Published 5:49 pm Friday, February 11, 2022

Getting your Trinity Audio player ready...

Dear Annie: I am a single and retired homeowner. The problem is that I have a spending addiction where I nickel-and-dime myself to death. I literally cannot stop.

My house is full of things I have bought, and while not stuffed from floor to ceiling, it puts me at risk physically. I am willing to admit I have a hoarding problem and have to clean out the house, but most services to help hoarders are too expensive. I am disabled and find myself overwhelmed at the thought of tackling these problems, so I do very little.

I know I have to do something, but none of the things I have tried so far have worked. I am afraid that I will die one day, be discovered buried under stuff, and leave a mess for my friends. HELP!!!

Email newsletter signup

— Stuff Addict

Dear Stuff Addict: The first step to solving a problem is recognizing there is one. Not only have you done that and expressed you want to change but you recognize that the way you’re living now is putting you in harm’s way. It’s time to take action.
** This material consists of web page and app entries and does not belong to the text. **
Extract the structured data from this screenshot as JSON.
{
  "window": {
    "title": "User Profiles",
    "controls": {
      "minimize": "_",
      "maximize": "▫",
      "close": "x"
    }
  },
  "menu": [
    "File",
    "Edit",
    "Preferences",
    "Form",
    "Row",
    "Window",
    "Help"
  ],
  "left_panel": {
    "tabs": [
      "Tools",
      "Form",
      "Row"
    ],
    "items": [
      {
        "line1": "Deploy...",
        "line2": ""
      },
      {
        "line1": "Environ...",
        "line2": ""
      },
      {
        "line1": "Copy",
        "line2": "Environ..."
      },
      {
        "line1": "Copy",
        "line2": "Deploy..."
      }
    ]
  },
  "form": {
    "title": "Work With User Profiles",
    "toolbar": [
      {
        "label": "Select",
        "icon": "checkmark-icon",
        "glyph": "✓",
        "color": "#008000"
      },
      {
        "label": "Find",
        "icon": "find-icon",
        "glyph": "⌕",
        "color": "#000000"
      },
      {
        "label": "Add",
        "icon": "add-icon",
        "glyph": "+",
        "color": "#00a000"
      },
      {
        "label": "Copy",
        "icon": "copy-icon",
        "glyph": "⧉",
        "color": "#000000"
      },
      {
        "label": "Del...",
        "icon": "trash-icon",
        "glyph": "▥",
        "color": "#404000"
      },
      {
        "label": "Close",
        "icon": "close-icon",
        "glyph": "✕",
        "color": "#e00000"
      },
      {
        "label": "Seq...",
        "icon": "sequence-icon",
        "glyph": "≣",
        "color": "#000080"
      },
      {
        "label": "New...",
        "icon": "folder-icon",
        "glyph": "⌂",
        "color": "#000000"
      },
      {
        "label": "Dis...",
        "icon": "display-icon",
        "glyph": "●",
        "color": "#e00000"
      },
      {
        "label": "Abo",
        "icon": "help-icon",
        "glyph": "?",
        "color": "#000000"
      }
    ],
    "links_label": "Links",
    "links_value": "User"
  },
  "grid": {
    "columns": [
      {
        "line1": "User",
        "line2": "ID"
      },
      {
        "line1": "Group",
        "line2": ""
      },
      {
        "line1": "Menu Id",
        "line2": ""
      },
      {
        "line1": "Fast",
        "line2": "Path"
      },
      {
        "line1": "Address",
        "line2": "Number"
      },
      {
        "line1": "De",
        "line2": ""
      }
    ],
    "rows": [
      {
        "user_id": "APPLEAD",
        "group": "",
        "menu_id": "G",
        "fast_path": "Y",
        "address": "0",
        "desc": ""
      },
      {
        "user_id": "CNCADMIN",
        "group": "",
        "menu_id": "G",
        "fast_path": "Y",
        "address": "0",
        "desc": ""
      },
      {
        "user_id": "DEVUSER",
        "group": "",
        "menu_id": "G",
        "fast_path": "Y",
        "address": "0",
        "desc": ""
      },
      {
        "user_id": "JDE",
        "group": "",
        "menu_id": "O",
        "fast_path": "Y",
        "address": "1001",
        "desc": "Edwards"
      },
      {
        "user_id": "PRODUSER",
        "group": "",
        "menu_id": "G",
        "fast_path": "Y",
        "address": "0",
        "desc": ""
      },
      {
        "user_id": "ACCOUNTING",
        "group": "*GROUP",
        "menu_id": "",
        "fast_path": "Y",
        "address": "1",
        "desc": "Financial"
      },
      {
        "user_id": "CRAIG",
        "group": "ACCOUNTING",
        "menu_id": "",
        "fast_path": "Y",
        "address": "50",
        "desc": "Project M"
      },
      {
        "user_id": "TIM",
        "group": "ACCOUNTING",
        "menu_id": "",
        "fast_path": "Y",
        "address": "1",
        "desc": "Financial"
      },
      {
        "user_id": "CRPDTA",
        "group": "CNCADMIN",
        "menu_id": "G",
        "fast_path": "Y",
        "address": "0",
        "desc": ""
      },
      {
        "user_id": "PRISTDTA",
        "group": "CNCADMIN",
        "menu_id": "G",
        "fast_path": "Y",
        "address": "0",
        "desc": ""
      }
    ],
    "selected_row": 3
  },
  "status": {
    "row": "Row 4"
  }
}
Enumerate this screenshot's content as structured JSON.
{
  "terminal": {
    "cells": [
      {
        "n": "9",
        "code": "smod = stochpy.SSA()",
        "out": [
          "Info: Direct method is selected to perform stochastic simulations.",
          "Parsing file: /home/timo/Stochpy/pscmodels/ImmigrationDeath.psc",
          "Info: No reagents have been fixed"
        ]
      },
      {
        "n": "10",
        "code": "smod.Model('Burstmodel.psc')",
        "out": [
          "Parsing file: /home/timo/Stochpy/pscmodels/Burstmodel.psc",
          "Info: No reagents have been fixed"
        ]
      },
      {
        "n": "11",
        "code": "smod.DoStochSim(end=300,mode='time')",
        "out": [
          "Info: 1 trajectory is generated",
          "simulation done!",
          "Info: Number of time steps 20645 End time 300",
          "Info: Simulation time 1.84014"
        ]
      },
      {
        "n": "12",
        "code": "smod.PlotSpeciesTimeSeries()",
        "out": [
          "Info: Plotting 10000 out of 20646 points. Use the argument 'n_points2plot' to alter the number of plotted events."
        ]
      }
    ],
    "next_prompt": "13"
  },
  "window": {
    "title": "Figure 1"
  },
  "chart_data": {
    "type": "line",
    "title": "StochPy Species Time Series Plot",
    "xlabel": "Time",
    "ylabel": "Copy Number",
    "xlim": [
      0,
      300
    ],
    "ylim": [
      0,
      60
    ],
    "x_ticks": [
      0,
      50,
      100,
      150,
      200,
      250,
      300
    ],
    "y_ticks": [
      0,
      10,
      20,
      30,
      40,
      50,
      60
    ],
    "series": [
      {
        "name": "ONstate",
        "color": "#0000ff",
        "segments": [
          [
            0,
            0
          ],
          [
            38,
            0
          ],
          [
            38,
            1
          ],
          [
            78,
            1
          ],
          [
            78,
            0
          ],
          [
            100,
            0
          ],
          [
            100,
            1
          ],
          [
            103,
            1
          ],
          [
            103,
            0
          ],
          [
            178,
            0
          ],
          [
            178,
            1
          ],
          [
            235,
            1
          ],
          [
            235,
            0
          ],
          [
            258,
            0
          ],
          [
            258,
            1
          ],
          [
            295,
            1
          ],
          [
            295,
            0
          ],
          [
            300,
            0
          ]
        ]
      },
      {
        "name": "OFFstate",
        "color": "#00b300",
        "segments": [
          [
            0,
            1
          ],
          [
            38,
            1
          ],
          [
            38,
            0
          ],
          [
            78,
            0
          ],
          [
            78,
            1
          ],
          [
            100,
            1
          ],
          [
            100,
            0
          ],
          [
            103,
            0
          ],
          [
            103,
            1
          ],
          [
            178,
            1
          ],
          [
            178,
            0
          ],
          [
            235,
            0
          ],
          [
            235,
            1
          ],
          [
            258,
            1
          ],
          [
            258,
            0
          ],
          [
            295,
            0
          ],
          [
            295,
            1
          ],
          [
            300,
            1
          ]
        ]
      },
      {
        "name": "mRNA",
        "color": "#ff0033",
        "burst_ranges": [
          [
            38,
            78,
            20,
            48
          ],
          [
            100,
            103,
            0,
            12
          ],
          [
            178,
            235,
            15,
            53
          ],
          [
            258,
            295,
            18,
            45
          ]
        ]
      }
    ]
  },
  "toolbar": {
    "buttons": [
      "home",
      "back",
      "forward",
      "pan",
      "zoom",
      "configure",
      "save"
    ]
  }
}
A simple internet search for junk pickup services will show what’s available in your local community for free. Anything that is broken beyond repair or simply garbage has to go. Items that are fully functional but no longer serve you are just waiting to be of service to someone else. Consider dropping off donations at your local Goodwill store or scheduling a Purple Heart pickup from your home. Consult their websites for information on what makes for an acceptable donation first.

This will help with the state of your home, but you must also tackle the state of your mind. Work with a therapist to uncover the root of your hoarding compulsions and strategies on how best to discard them, too.

• • •

Dear Annie: I read your answer to “Speed Bump in My Speech,” who debated whether or not to include she has a speech impediment in her online dating profile after doing so for years and attracting the wrong matches. I’d like to add to your suggestion.

I am a 47-year-old woman and have walked with a limp since birth. Many years ago, when I was looking to settle down, my parents suggested I not mention the limp during the initial phone call days. To them, I am a very well-educated, intelligent, charming woman who guys will find hard to say no to, especially after great initial conversations. I followed it for almost six months and realized when guys found the limp off-putting, I was severely depressed for the first time in my life.

That’s when my best friend mentioned that written words have immense power and suggested writing down the qualities of the man I am seeking in my diary. With that clarity and a few months’ time later, I was lucky enough to fall in love with and marry the first person with whom I decided to go on a date. I told him about my limp within 15 minutes of our first conversation. He matched the exact qualities I was looking for in a life partner. We have been married for over 21 years now and have two beautiful daughters.

I wish all the best for “Speed Bump” to find her love.

— Quite Requited Love

Dear Requited Love: Thank you for your letter; I love a happy ending.

Send your questions for Annie Lane to